What drew you to photography?
The answer is two-fold for me. I have to give a lot of credit to two sources.
Photography and content creation are in my family DNA. Most of my youth I only saw one of my mother's eyes, the other was covered by a viewfinder. When she moved from her Brownie to a Rolleiflex, we just saw the top of her head. Family nights included time viewing slides of her images or watching 8mm movies she created. I credit her with my initial interest in photography.
Photography as a career came much later—in 2007 I was blessed with the opportunity to move into professional photography when my wife, Linda, and I helped our son established American Independent Media (AIM). AIM was a service-disabled veteran owned small business creating web, video, and photographic visual content for federal agencies. It was during these years, and through Linda’s encouragement, I reunited with my passion for photography, art, writing, videography and content creation.
All the credit goes to these two wonderful women. I’m not sure I would have explored photography to this extent if it weren’t for these ladies having been placed in my life.
Where do you look for inspiration?
The beauty screams from all around us, we just need to pause and see what goes unnoticed. It is a unique ability to see the unseen, recognize the unrecognizable, and to uncover the stories that present themselves each day. Inspiration comes as a whisper, you need to listen for her call.
I have learned that taking that moment for a slight pause can improve inspiration and have a tale to tell, as many photographers do, of the missed opportunity—I was looking forward to recapturing Ansel Adams’ "Moon over Half Dome" on an upcoming trip to Yosemite when the super moon would rise above that monolith.
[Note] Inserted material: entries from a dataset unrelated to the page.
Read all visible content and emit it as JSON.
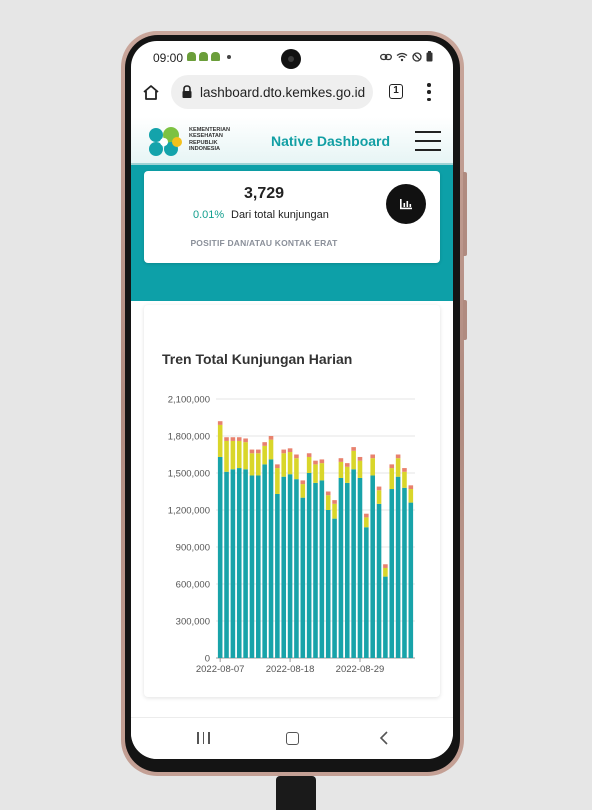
{
  "status_bar": {
    "time": "09:00",
    "right_icons": [
      "link-icon",
      "wifi-icon",
      "do-not-disturb-icon",
      "battery-icon"
    ]
  },
  "browser": {
    "url": "lashboard.dto.kemkes.go.id",
    "tab_count": "1"
  },
  "site": {
    "logo_text": [
      "KEMENTERIAN",
      "KESEHATAN",
      "REPUBLIK",
      "INDONESIA"
    ],
    "title": "Native Dashboard"
  },
  "stat_card": {
    "value": "3,729",
    "percent": "0.01%",
    "description": "Dari total kunjungan",
    "label": "POSITIF DAN/ATAU KONTAK ERAT"
  },
  "colors": {
    "teal": "#0da0a8",
    "series_main": "#18a3a9",
    "series_mid": "#d9d62a",
    "series_top": "#e8826e"
  },
  "chart_data": {
    "type": "bar",
    "stacked": true,
    "title": "Tren Total Kunjungan Harian",
    "x_tick_labels": [
      "2022-08-07",
      "2022-08-18",
      "2022-08-29"
    ],
    "y_ticks": [
      0,
      300000,
      600000,
      900000,
      1200000,
      1500000,
      1800000,
      2100000
    ],
    "y_tick_labels": [
      "0",
      "300,000",
      "600,000",
      "900,000",
      "1,200,000",
      "1,500,000",
      "1,800,000",
      "2,100,000"
    ],
    "ylim": [
      0,
      2100000
    ],
    "grid": true,
    "legend": "none",
    "categories": [
      "2022-08-07",
      "2022-08-08",
      "2022-08-09",
      "2022-08-10",
      "2022-08-11",
      "2022-08-12",
      "2022-08-13",
      "2022-08-14",
      "2022-08-15",
      "2022-08-16",
      "2022-08-17",
      "2022-08-18",
      "2022-08-19",
      "2022-08-20",
      "2022-08-21",
      "2022-08-22",
      "2022-08-23",
      "2022-08-24",
      "2022-08-25",
      "2022-08-26",
      "2022-08-27",
      "2022-08-28",
      "2022-08-29",
      "2022-08-30",
      "2022-08-31",
      "2022-09-01",
      "2022-09-02",
      "2022-09-03",
      "2022-09-04",
      "2022-09-05",
      "2022-09-06"
    ],
    "series": [
      {
        "values": [
          1630000,
          1510000,
          1530000,
          1540000,
          1530000,
          1480000,
          1480000,
          1570000,
          1610000,
          1330000,
          1470000,
          1490000,
          1450000,
          1300000,
          1500000,
          1420000,
          1440000,
          1200000,
          1130000,
          1460000,
          1420000,
          1530000,
          1460000,
          1060000,
          1480000,
          1250000,
          660000,
          1370000,
          1470000,
          1380000,
          1260000
        ]
      },
      {
        "values": [
          260000,
          250000,
          230000,
          220000,
          220000,
          180000,
          180000,
          150000,
          160000,
          210000,
          190000,
          180000,
          170000,
          110000,
          130000,
          150000,
          140000,
          120000,
          120000,
          130000,
          130000,
          150000,
          140000,
          80000,
          140000,
          110000,
          70000,
          170000,
          150000,
          130000,
          110000
        ]
      },
      {
        "values": [
          30000,
          30000,
          30000,
          30000,
          30000,
          30000,
          30000,
          30000,
          30000,
          30000,
          30000,
          30000,
          30000,
          30000,
          30000,
          30000,
          30000,
          30000,
          30000,
          30000,
          30000,
          30000,
          30000,
          30000,
          30000,
          30000,
          30000,
          30000,
          30000,
          30000,
          30000
        ]
      }
    ]
  }
}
As my son and I entered the valley, we rounded a sharp turn in the road, and before me the super moon was a blaze majestically over Half Dome and a scenic outlook filled with a hundred photographers attempting to reimagine the same image I had imagined for weeks. I was so concentrated on getting the shot I had planned that I missed capturing the picture of the real story—a hundred photographers taking Ansel Adams’ shot.
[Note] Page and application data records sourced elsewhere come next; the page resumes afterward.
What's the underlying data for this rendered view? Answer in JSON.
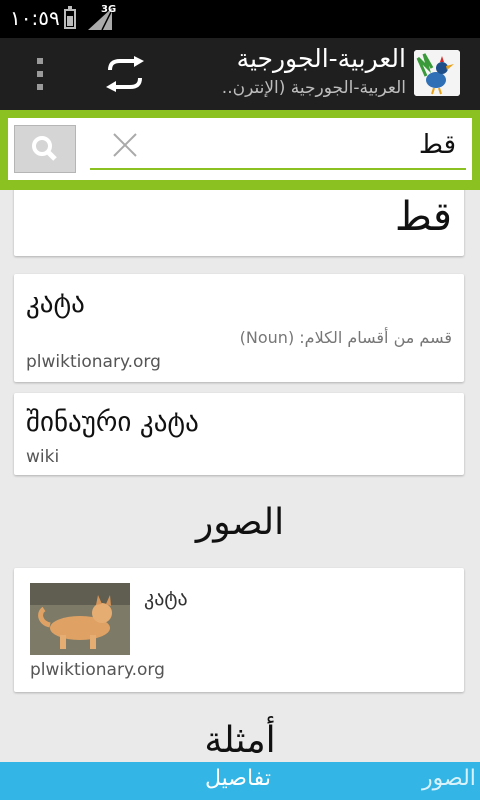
{
  "status_bar": {
    "time": "١٠:٥٩",
    "network": "3G"
  },
  "action_bar": {
    "title": "العربية-الجورجية",
    "subtitle": "العربية-الجورجية (الإنترن..",
    "menu_icon": "overflow-menu-icon",
    "sync_icon": "swap-direction-icon",
    "logo_icon": "rooster-logo-icon"
  },
  "search": {
    "value": "قط",
    "button_icon": "search-icon",
    "clear_icon": "close-icon"
  },
  "results": {
    "headword": "قط",
    "translations": [
      {
        "term": "კატა",
        "pos": "قسم من أقسام الكلام: (Noun)",
        "source": "plwiktionary.org"
      },
      {
        "term": "შინაური კატა",
        "source": "wiki"
      }
    ]
  },
  "images_section": {
    "title": "الصور",
    "items": [
      {
        "caption": "კატა",
        "source": "plwiktionary.org"
      }
    ]
  },
  "examples_section": {
    "title": "أمثلة"
  },
  "bottom_tabs": {
    "details": "تفاصيل",
    "images": "الصور"
  },
  "colors": {
    "accent_green": "#8bc120",
    "tab_blue": "#33b5e5",
    "action_bar": "#1f1f1f"
  }
}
What camera gear do you use?
My saying is the brush does not make the painting and as Maya Angelou stated, “You can’t use up creativity. The more you use, the more you have,” so creativity trumps gear in my book. I still have my mother’s Rolleiflex and a host of other cameras. My digital experience started with a Canon 5D MkII, I still use it.
I have made the decision to shoot Sony because of their commitment to innovation and going beyond expectations — Sony's autofocus AI is crazy good. I have the A9, A7III, A7RII, and the A6000 and use them all depending on the day's shot plan.
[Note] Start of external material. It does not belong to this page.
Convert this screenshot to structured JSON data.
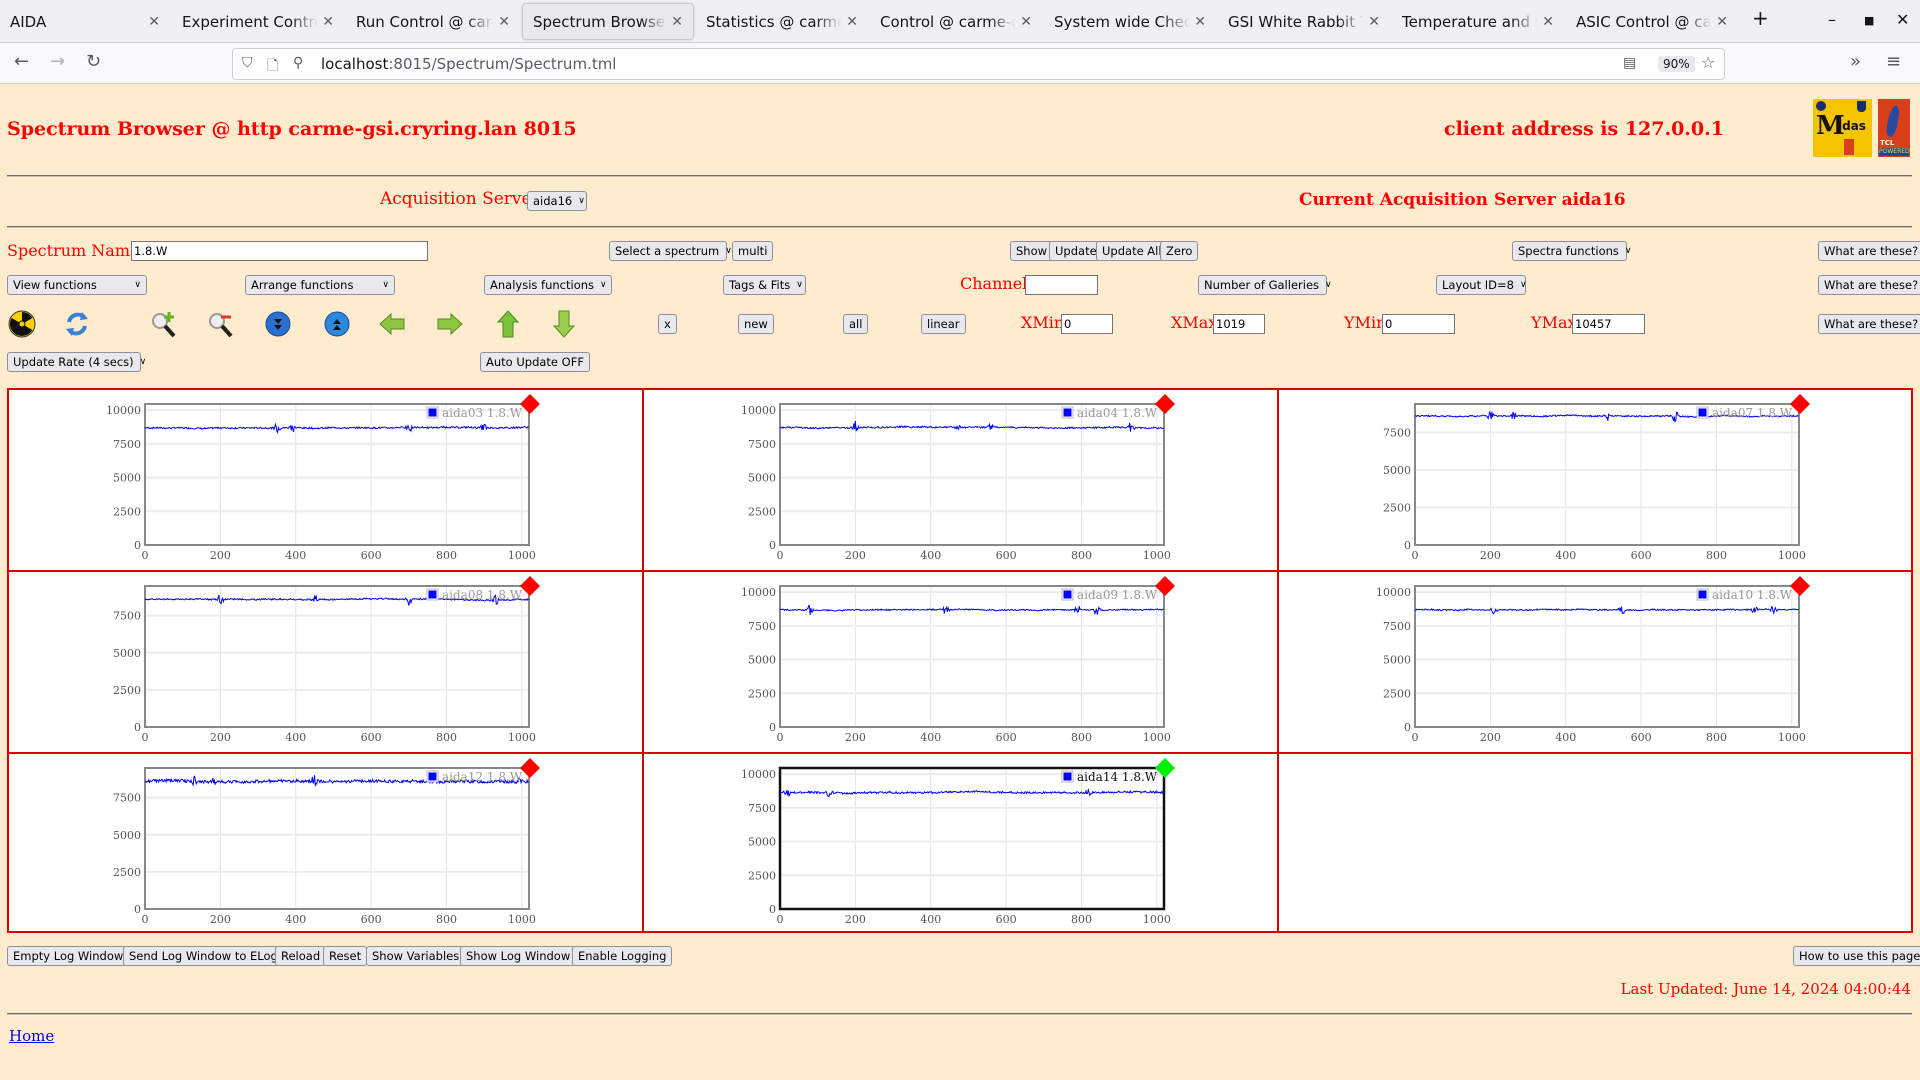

What are the photography projects you are proud of?
The most recent was the work on the Mimeo Photos “My City” project. It was great fun and an experiment in finding the extraordinary in the ordinary subject of a small, rural, farm community not known for its grand vistas. What boosted my own confidence was that our understated town did make it to the ten finalists selection.
Other projects I'm happy with include the work on the Post 9/11 GI Bill, and The Runners Life, an abundant life—both are on my portfolio site.
What projects are you currently working on?
Currently working on the “Oahu Railroad Museum”, “Seventy and Surf is Still Up”—another story of living life well, and The Bakken a Fight for rights.
How is print a part of your creative process?
You don't have a photo unless it is printed and you can touch it! Until the image is placed onto paper or another material, it is just raw data decoded onto a monitor. Your pictures should surround you and speak to you about where you have been, your hopes and where you are going creatively. Your photos should be evident to all who enter your home or studio—they should occupy the walls and be in books on the coffee table. Viewing them on a digital device is just not the same.
What has been your biggest challenge in pursuing a career in photography?
The efficient use of time—the time to shoot as many hours in a day to improve my craft, while still finding time for completing the more mundane business chores that support the passion. My goal is to capture the emotion and the stories not photographic technical perfection. For me, the business side of the career is easy, creative insight is not entirely as automatic.
What advice would you give someone starting a career in photography?
Do not get hung up on critiques—good or bad. Be yourself, no one sees the way you do. Do not pursue technical perfection or another's style, it is your art and your story to tell. Technical issues can be resolved, but no amount of money can buy your creativity.